=== YOUR ASSIGNMENT ===
Would you copy out each line of the records below that includes the word "screenshot"?

########################################

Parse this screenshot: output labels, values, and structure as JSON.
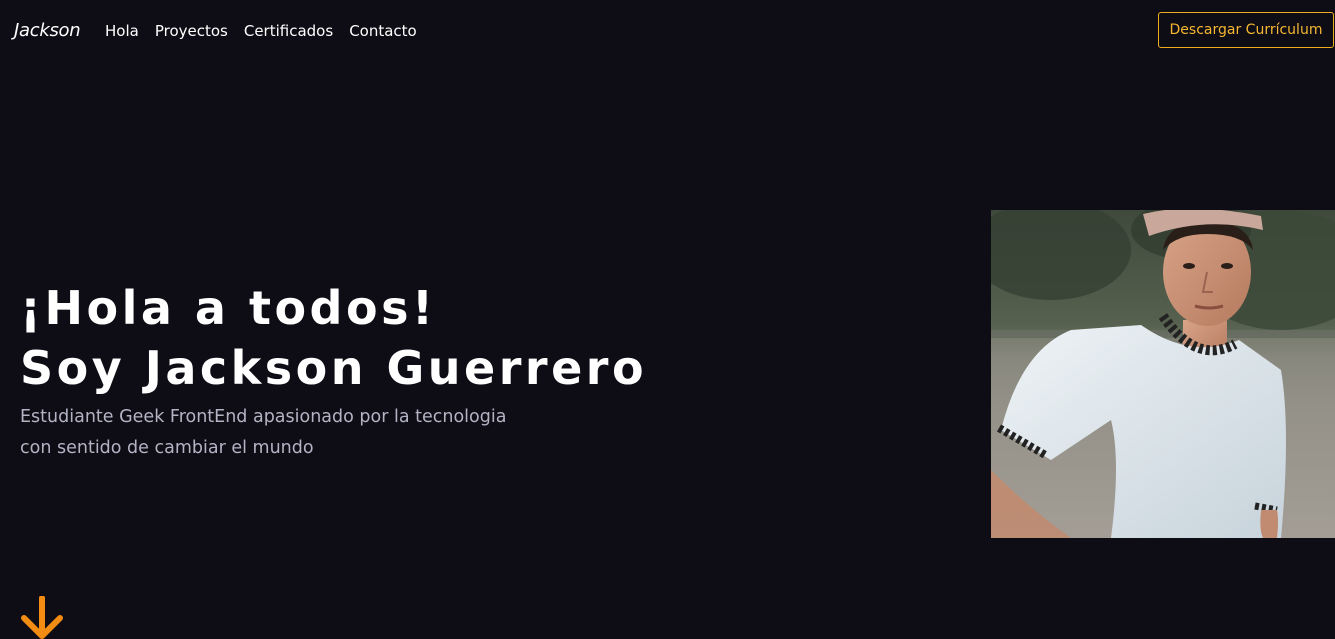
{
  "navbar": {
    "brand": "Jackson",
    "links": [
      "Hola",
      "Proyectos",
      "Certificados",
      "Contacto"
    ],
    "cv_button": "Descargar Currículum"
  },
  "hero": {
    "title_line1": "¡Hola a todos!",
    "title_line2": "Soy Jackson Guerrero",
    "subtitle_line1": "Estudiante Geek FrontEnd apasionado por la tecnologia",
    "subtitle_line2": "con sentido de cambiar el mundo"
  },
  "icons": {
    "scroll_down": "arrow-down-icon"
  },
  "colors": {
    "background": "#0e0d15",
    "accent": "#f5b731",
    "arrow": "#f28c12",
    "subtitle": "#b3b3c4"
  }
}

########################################

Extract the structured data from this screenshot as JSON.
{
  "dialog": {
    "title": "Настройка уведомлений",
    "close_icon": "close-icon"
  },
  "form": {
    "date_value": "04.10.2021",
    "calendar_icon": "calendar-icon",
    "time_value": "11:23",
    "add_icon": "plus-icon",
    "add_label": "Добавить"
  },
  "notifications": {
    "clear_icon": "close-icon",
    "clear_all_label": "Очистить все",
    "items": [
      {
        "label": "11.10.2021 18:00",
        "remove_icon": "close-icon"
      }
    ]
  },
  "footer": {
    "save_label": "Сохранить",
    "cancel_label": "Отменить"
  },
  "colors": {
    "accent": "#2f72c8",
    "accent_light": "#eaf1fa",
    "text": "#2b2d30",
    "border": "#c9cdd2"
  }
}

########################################

=== PROBLEM SOLUTION ===
Parse this screenshot: output labels, values, and structure as JSON.
Extract the structured data from this screenshot as JSON.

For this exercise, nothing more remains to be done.